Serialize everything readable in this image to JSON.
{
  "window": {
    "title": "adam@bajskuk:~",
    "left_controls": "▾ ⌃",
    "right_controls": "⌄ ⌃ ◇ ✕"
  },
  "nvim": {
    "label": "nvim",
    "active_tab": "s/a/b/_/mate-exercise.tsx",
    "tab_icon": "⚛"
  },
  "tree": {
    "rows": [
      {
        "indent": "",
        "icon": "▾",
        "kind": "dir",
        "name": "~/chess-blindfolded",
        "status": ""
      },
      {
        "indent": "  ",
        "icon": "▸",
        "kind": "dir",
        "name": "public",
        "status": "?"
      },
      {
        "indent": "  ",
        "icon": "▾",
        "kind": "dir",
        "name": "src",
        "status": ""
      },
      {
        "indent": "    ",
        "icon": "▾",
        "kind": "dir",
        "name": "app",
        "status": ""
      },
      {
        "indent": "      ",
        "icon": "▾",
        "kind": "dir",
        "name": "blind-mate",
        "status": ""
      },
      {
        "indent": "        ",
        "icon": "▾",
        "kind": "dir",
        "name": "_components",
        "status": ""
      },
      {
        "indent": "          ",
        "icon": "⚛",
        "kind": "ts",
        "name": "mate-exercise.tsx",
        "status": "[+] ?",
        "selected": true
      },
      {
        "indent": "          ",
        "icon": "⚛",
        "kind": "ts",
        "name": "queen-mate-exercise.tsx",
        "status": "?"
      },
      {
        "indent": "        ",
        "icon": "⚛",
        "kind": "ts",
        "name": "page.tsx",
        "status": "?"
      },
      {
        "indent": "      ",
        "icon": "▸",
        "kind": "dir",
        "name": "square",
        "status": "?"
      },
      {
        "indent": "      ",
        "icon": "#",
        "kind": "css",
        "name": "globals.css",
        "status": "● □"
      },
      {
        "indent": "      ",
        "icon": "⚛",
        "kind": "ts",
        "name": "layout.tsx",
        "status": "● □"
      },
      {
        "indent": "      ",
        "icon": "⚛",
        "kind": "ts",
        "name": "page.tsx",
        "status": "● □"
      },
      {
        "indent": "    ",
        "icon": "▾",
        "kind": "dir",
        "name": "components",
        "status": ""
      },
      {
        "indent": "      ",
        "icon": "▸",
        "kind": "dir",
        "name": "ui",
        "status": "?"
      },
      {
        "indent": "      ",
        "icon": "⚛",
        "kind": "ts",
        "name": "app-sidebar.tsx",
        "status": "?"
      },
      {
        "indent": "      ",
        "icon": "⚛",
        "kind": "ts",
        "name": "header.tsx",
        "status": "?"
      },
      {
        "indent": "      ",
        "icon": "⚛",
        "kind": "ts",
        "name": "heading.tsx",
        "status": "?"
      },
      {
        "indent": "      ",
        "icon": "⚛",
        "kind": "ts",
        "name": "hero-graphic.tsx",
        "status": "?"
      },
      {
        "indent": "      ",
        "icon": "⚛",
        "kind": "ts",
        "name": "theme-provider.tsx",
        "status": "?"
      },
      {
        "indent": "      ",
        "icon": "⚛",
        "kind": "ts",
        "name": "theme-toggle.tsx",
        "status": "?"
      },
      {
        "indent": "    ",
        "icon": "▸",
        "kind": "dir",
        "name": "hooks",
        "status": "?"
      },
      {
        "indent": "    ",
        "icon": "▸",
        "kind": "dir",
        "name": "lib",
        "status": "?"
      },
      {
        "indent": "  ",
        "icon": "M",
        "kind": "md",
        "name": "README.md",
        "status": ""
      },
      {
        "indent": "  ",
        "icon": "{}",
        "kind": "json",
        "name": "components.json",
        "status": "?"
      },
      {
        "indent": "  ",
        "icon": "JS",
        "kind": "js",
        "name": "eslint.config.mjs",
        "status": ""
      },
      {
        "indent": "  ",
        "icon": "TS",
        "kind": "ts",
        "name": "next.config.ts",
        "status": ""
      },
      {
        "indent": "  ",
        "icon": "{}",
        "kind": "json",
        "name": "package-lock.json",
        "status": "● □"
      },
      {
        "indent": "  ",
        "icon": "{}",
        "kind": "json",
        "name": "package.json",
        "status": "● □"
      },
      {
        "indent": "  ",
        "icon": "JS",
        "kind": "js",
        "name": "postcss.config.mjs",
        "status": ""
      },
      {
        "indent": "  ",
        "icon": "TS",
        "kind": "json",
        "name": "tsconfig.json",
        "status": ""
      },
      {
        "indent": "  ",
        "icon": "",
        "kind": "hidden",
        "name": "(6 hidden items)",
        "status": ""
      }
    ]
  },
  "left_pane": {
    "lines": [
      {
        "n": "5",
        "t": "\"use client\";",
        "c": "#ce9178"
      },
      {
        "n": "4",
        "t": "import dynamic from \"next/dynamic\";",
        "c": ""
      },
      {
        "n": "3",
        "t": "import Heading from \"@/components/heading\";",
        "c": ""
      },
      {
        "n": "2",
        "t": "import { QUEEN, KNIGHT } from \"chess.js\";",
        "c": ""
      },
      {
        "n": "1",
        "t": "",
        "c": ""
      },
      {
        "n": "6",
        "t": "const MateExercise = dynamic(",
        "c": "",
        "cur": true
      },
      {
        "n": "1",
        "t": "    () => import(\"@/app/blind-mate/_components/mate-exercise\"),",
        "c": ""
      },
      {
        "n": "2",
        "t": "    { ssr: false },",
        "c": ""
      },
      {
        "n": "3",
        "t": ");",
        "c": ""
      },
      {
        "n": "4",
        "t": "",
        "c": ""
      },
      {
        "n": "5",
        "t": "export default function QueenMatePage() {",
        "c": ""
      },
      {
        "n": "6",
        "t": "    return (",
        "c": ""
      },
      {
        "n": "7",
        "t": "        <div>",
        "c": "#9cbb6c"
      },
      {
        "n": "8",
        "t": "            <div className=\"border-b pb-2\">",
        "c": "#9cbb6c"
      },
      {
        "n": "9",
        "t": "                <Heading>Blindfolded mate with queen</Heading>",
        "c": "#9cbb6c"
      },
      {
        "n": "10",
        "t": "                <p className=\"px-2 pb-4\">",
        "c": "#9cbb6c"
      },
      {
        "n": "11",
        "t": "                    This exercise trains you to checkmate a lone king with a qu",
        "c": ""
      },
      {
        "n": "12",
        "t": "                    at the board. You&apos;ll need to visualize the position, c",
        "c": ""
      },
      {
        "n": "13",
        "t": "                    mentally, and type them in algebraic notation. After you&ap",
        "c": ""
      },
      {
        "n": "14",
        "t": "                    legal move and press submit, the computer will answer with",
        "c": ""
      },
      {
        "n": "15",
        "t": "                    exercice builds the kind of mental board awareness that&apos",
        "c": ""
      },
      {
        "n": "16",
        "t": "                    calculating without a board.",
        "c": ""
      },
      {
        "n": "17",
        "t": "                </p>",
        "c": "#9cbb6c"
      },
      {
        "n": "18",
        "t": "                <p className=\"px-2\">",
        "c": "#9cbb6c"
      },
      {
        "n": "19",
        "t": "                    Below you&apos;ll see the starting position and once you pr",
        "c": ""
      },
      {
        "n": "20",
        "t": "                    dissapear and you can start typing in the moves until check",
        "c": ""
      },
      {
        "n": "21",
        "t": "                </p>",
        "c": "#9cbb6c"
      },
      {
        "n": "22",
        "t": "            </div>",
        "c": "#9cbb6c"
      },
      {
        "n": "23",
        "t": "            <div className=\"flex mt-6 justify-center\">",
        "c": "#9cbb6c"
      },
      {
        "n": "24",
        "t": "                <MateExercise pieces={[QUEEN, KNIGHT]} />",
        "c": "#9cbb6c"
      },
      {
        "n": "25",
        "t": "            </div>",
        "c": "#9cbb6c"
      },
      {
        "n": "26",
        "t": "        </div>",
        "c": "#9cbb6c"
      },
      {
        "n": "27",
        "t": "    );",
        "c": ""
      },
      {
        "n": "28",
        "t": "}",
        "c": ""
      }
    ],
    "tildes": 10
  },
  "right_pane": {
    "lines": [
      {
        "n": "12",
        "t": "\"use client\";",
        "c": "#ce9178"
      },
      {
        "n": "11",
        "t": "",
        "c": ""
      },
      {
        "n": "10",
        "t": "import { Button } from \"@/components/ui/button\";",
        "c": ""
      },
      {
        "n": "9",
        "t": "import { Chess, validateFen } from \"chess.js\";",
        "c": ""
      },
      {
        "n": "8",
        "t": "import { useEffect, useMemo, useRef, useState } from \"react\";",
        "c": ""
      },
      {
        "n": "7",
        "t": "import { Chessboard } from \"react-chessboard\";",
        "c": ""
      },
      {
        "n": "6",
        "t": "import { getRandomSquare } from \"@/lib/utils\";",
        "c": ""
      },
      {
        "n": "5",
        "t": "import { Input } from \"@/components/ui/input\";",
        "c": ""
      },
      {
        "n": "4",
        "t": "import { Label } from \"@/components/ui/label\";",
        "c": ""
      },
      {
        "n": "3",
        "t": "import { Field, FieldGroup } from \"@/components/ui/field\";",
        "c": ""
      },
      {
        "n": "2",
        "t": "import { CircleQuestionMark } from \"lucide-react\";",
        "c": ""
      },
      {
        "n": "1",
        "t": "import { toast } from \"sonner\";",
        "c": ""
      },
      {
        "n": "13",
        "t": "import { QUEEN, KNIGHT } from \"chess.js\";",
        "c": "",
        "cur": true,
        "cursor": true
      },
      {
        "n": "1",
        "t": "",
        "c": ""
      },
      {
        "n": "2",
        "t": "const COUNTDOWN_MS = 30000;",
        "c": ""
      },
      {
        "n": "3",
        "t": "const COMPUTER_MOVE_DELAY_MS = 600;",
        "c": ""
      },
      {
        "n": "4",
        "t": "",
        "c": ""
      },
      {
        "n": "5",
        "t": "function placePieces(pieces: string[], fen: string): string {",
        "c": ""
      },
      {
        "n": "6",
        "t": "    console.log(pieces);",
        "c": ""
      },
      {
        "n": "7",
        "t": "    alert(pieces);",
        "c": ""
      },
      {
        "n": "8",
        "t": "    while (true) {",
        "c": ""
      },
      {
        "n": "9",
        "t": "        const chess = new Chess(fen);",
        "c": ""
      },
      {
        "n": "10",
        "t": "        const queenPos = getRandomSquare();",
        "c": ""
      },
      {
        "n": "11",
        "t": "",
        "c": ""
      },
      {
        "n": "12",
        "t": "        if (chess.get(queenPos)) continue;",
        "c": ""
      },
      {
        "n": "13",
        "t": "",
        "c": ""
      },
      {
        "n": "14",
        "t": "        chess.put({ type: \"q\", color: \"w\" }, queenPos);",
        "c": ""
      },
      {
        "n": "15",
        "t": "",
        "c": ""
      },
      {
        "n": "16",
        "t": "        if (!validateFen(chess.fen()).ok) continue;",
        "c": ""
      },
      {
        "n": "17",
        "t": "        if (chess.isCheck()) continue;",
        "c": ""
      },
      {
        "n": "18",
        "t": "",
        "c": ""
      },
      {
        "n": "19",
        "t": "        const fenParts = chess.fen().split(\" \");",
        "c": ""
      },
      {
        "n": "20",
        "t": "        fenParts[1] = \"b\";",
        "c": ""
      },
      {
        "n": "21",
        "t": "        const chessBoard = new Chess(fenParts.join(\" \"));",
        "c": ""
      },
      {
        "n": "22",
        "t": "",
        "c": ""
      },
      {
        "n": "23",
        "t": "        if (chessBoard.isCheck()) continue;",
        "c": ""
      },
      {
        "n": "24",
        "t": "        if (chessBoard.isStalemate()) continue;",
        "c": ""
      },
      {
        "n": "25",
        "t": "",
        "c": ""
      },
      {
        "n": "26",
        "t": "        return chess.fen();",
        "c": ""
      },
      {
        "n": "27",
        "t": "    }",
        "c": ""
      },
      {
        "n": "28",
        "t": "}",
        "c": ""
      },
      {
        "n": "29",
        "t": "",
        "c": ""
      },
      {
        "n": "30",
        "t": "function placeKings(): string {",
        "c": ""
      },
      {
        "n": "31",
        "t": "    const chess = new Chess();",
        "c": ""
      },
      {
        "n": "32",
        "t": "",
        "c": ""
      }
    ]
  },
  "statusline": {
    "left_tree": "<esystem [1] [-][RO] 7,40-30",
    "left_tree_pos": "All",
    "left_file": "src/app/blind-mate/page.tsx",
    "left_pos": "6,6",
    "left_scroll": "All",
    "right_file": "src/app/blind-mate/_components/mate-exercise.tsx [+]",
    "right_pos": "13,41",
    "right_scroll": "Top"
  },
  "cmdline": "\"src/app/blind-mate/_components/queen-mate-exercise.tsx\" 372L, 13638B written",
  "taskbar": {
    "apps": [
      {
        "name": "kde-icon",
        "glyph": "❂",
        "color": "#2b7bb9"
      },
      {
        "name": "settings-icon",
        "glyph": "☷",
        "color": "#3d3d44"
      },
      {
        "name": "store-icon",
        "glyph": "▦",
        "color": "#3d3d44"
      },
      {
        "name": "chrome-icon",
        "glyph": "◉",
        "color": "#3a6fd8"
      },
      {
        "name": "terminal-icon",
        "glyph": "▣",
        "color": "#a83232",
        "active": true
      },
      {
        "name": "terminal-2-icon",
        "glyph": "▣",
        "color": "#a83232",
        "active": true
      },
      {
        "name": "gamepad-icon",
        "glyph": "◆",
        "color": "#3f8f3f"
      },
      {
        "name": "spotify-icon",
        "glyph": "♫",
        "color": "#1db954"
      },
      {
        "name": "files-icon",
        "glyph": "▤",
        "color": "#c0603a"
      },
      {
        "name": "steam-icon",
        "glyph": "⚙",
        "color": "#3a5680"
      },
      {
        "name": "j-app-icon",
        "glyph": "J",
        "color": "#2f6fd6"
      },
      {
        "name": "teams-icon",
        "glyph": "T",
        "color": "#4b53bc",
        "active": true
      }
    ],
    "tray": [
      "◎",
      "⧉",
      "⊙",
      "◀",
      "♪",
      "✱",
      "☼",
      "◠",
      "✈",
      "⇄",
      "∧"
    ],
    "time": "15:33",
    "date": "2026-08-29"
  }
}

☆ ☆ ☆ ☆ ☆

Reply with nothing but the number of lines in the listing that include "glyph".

12